• **What you are asked to do**
From the data below, return each line in which the string "icon" is found.

Stored items from a collection
*** Block opens ***
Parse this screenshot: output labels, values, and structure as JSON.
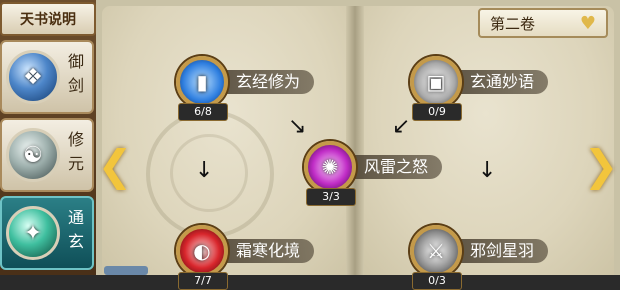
{
  "help_button": "天书说明",
  "sidebar": {
    "items": [
      {
        "label": "御剑",
        "emblem": "sword-emblem-icon"
      },
      {
        "label": "修元",
        "emblem": "cultivate-emblem-icon"
      },
      {
        "label": "通玄",
        "emblem": "mystic-emblem-icon"
      }
    ]
  },
  "volume_selector": {
    "label": "第二卷",
    "icon": "heart-dropdown-icon"
  },
  "nodes": [
    {
      "name": "玄经修为",
      "count": "6/8"
    },
    {
      "name": "玄通妙语",
      "count": "0/9"
    },
    {
      "name": "风雷之怒",
      "count": "3/3"
    },
    {
      "name": "霜寒化境",
      "count": "7/7"
    },
    {
      "name": "邪剑星羽",
      "count": "0/3"
    }
  ],
  "colors": {
    "accent_gold": "#f2c53c",
    "active_tab": "#1f6a72"
  }
}
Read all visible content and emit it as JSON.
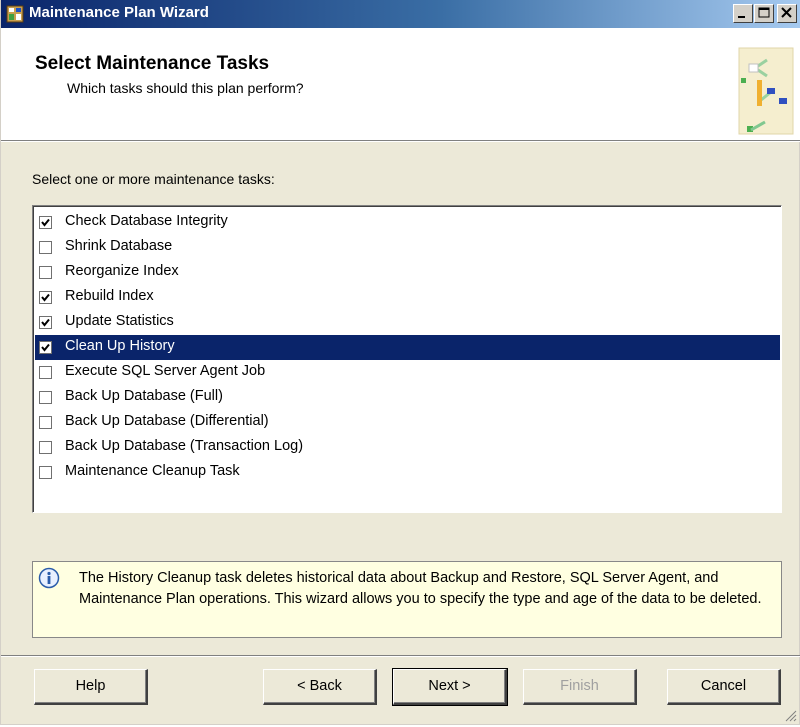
{
  "window": {
    "title": "Maintenance Plan Wizard",
    "title_icon": "wizard-app-icon",
    "controls": [
      "minimize-icon",
      "maximize-icon",
      "close-icon"
    ]
  },
  "header": {
    "title": "Select Maintenance Tasks",
    "subtitle": "Which tasks should this plan perform?",
    "graphic": "maintenance-plan-graphic"
  },
  "prompt": "Select one or more maintenance tasks:",
  "tasks": [
    {
      "label": "Check Database Integrity",
      "checked": true,
      "selected": false
    },
    {
      "label": "Shrink Database",
      "checked": false,
      "selected": false
    },
    {
      "label": "Reorganize Index",
      "checked": false,
      "selected": false
    },
    {
      "label": "Rebuild Index",
      "checked": true,
      "selected": false
    },
    {
      "label": "Update Statistics",
      "checked": true,
      "selected": false
    },
    {
      "label": "Clean Up History",
      "checked": true,
      "selected": true
    },
    {
      "label": "Execute SQL Server Agent Job",
      "checked": false,
      "selected": false
    },
    {
      "label": "Back Up Database (Full)",
      "checked": false,
      "selected": false
    },
    {
      "label": "Back Up Database (Differential)",
      "checked": false,
      "selected": false
    },
    {
      "label": "Back Up Database (Transaction Log)",
      "checked": false,
      "selected": false
    },
    {
      "label": "Maintenance Cleanup Task",
      "checked": false,
      "selected": false
    }
  ],
  "info": {
    "icon": "info-icon",
    "text": "The History Cleanup task deletes historical data about Backup and Restore, SQL Server Agent, and Maintenance Plan operations.  This wizard allows you to specify the type and age of the data to be deleted."
  },
  "buttons": {
    "help": "Help",
    "back": "< Back",
    "next": "Next >",
    "finish": "Finish",
    "cancel": "Cancel"
  },
  "colors": {
    "selection": "#0a246a",
    "info_background": "#ffffe1",
    "dialog_background": "#ece9d8"
  }
}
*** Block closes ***
• **Answer space**
        "emblem": "sword-emblem-icon"
        "emblem": "cultivate-emblem-icon"
        "emblem": "mystic-emblem-icon"
    "icon": "heart-dropdown-icon"
    "title_icon": "wizard-app-icon",
      "minimize-icon",
      "maximize-icon",
      "close-icon"
    "icon": "info-icon",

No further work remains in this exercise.